:: Exercise details ::
Down to the last line, restate the records word for word, but not the pictures.

+++

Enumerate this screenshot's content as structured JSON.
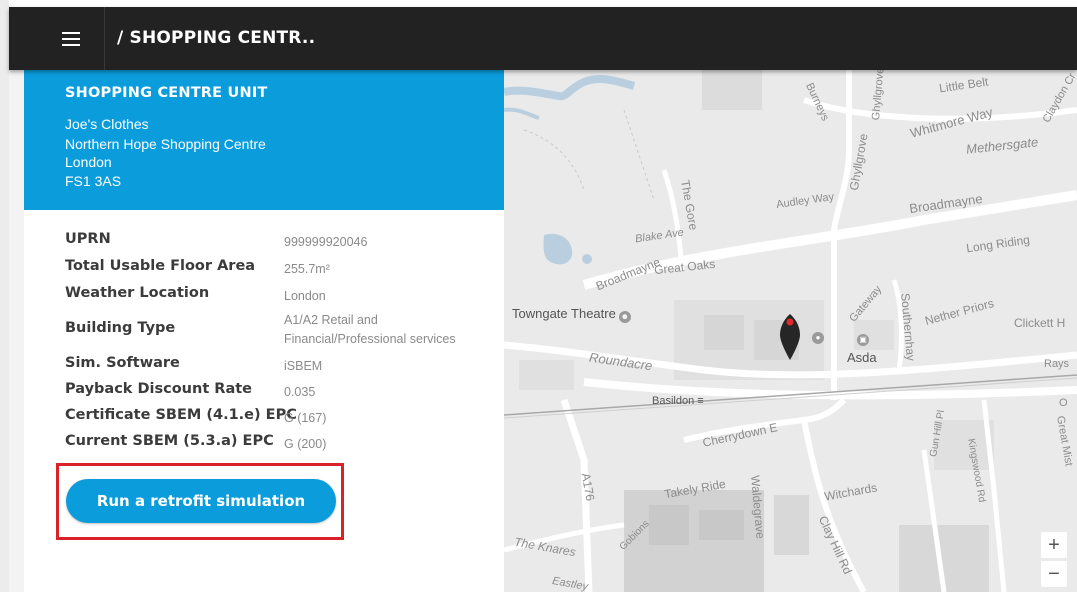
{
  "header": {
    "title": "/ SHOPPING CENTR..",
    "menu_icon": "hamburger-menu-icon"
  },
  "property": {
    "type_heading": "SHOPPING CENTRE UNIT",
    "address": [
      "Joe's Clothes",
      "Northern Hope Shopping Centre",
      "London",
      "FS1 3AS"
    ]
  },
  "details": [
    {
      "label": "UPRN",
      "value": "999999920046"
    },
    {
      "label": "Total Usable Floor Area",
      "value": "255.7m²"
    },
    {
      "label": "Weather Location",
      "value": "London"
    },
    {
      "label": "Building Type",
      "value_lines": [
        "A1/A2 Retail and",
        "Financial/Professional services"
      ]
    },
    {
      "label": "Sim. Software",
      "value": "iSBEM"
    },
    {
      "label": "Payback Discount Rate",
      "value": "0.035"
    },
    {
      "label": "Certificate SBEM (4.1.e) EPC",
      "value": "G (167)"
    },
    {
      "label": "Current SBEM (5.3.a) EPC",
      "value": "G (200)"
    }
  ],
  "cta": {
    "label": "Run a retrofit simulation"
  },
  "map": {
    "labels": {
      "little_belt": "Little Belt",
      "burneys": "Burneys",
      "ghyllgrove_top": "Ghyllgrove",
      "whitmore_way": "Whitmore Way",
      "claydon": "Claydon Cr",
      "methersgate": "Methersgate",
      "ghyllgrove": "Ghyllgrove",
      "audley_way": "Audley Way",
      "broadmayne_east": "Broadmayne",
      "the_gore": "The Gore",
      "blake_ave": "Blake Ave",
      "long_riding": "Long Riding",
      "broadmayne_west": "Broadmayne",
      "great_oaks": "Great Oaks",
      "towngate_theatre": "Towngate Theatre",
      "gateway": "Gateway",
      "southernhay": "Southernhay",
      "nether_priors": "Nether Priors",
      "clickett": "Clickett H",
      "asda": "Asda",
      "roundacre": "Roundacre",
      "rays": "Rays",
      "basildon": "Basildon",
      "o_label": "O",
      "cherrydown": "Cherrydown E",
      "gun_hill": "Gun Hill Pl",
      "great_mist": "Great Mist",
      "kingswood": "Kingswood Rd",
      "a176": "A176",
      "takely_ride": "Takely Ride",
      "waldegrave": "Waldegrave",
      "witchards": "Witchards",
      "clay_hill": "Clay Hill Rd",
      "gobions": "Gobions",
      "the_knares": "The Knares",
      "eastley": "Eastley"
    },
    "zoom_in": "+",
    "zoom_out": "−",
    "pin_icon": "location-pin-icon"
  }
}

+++

:: Answer to this task ::
Enumerate this screenshot's content as structured JSON.
{
  "header": {
    "title": "/ SHOPPING CENTR..",
    "menu_icon": "hamburger-menu-icon"
  },
  "property": {
    "type_heading": "SHOPPING CENTRE UNIT",
    "address": [
      "Joe's Clothes",
      "Northern Hope Shopping Centre",
      "London",
      "FS1 3AS"
    ]
  },
  "details": [
    {
      "label": "UPRN",
      "value": "999999920046"
    },
    {
      "label": "Total Usable Floor Area",
      "value": "255.7m²"
    },
    {
      "label": "Weather Location",
      "value": "London"
    },
    {
      "label": "Building Type",
      "value_lines": [
        "A1/A2 Retail and",
        "Financial/Professional services"
      ]
    },
    {
      "label": "Sim. Software",
      "value": "iSBEM"
    },
    {
      "label": "Payback Discount Rate",
      "value": "0.035"
    },
    {
      "label": "Certificate SBEM (4.1.e) EPC",
      "value": "G (167)"
    },
    {
      "label": "Current SBEM (5.3.a) EPC",
      "value": "G (200)"
    }
  ],
  "cta": {
    "label": "Run a retrofit simulation"
  },
  "map": {
    "labels": {
      "little_belt": "Little Belt",
      "burneys": "Burneys",
      "ghyllgrove_top": "Ghyllgrove",
      "whitmore_way": "Whitmore Way",
      "claydon": "Claydon Cr",
      "methersgate": "Methersgate",
      "ghyllgrove": "Ghyllgrove",
      "audley_way": "Audley Way",
      "broadmayne_east": "Broadmayne",
      "the_gore": "The Gore",
      "blake_ave": "Blake Ave",
      "long_riding": "Long Riding",
      "broadmayne_west": "Broadmayne",
      "great_oaks": "Great Oaks",
      "towngate_theatre": "Towngate Theatre",
      "gateway": "Gateway",
      "southernhay": "Southernhay",
      "nether_priors": "Nether Priors",
      "clickett": "Clickett H",
      "asda": "Asda",
      "roundacre": "Roundacre",
      "rays": "Rays",
      "basildon": "Basildon",
      "o_label": "O",
      "cherrydown": "Cherrydown E",
      "gun_hill": "Gun Hill Pl",
      "great_mist": "Great Mist",
      "kingswood": "Kingswood Rd",
      "a176": "A176",
      "takely_ride": "Takely Ride",
      "waldegrave": "Waldegrave",
      "witchards": "Witchards",
      "clay_hill": "Clay Hill Rd",
      "gobions": "Gobions",
      "the_knares": "The Knares",
      "eastley": "Eastley"
    },
    "zoom_in": "+",
    "zoom_out": "−",
    "pin_icon": "location-pin-icon"
  }
}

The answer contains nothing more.